■ Input material:
Content starts

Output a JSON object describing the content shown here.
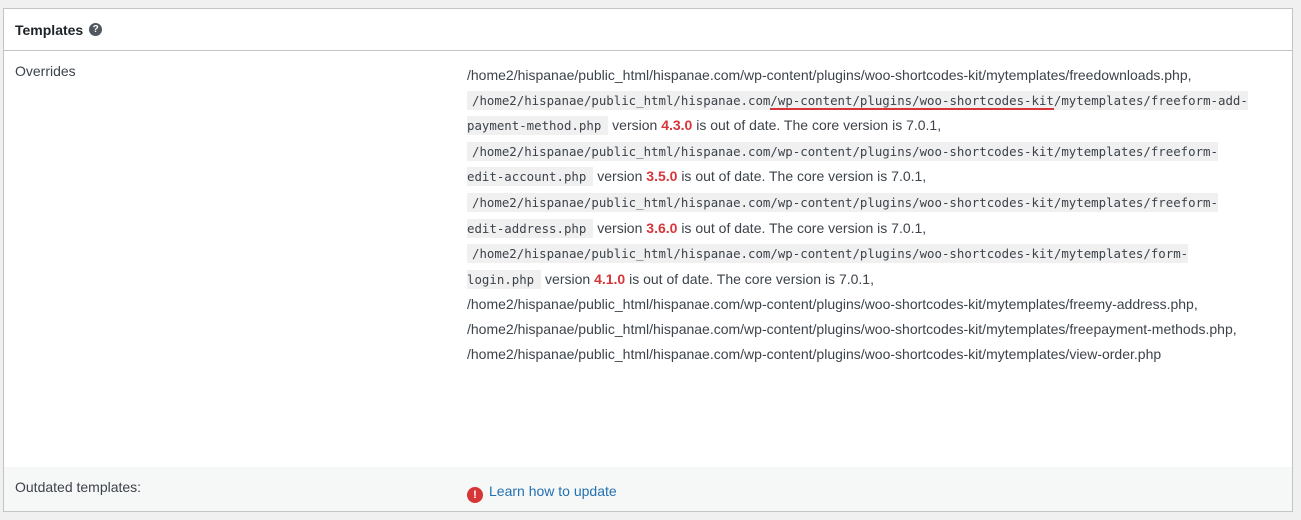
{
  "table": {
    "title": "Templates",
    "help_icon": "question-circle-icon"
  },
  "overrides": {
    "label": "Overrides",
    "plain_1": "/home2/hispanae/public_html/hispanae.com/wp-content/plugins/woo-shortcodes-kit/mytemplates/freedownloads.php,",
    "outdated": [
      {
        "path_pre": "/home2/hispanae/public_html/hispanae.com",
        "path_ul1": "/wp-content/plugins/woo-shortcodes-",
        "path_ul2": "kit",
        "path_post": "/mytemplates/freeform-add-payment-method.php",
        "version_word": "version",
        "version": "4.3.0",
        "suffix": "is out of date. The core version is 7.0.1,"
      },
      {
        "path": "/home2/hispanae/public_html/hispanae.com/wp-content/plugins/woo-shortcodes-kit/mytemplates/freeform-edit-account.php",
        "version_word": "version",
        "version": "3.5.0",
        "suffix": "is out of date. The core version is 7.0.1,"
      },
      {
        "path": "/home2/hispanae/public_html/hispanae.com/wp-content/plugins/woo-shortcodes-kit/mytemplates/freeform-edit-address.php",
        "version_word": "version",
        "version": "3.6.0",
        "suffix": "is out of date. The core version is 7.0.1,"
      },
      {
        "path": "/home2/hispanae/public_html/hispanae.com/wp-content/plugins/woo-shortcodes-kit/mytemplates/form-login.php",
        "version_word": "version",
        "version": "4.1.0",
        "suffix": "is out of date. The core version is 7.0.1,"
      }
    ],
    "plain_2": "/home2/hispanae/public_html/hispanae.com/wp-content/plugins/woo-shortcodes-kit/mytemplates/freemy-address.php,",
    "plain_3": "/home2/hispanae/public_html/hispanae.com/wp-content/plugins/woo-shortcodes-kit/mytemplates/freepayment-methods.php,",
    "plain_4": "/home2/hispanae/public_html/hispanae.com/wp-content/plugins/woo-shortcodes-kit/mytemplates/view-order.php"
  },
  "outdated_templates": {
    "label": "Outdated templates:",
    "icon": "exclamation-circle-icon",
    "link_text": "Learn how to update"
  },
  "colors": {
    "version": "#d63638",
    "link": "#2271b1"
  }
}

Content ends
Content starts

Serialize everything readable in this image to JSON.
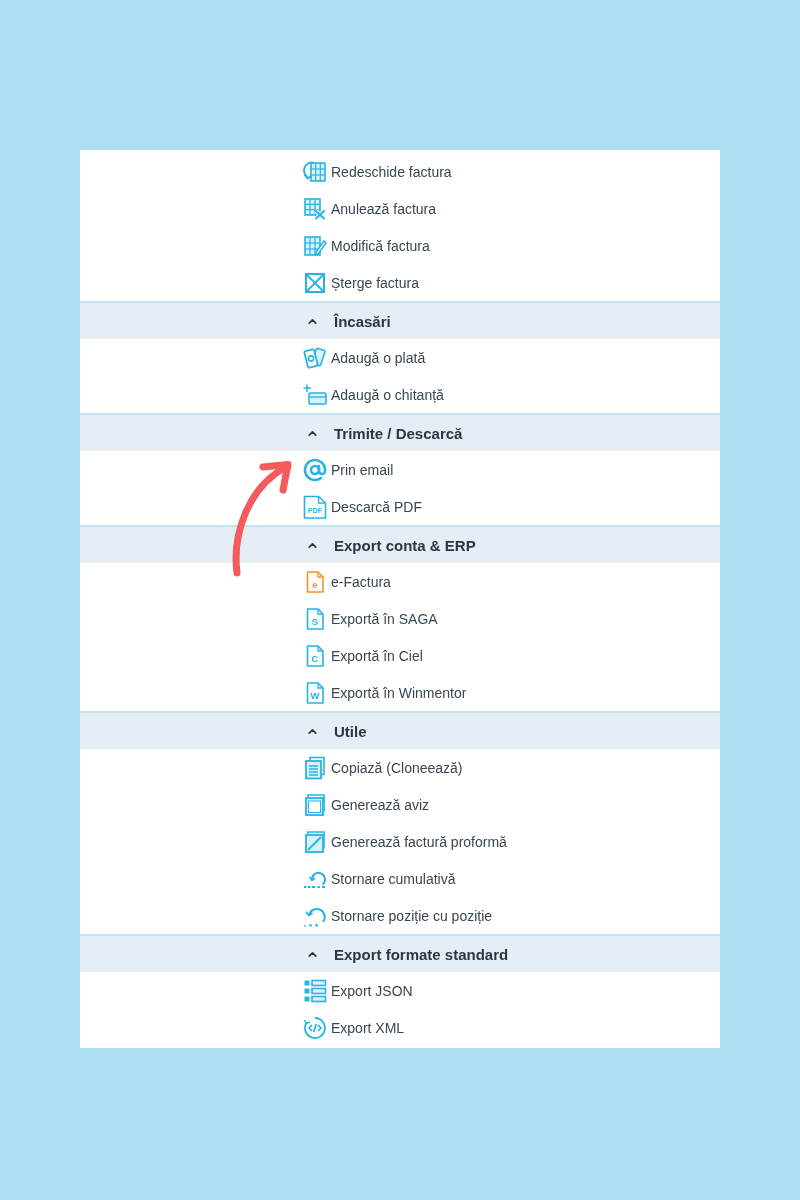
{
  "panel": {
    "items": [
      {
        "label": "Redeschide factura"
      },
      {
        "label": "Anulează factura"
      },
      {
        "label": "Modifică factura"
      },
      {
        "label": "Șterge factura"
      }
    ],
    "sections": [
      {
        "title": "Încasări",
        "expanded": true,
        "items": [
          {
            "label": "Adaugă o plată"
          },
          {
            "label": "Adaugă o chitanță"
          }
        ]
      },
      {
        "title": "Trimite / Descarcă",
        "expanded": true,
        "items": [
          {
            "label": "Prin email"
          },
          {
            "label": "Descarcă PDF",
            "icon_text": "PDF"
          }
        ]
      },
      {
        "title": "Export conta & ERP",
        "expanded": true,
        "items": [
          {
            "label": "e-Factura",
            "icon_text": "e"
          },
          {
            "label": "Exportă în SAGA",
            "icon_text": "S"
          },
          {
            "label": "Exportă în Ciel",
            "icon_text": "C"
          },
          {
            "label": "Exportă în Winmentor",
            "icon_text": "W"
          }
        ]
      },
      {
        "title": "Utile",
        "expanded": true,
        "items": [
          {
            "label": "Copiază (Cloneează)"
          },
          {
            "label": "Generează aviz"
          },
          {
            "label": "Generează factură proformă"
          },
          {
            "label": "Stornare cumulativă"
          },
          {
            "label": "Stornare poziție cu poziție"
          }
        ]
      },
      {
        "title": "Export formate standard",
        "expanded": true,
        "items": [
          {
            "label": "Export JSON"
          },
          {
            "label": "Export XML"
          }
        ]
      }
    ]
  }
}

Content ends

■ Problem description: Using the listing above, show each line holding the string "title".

■ Result of the task:
    "title": "Templates",
        "title": "Încasări",
        "title": "Trimite / Descarcă",
        "title": "Export conta & ERP",
        "title": "Utile",
        "title": "Export formate standard",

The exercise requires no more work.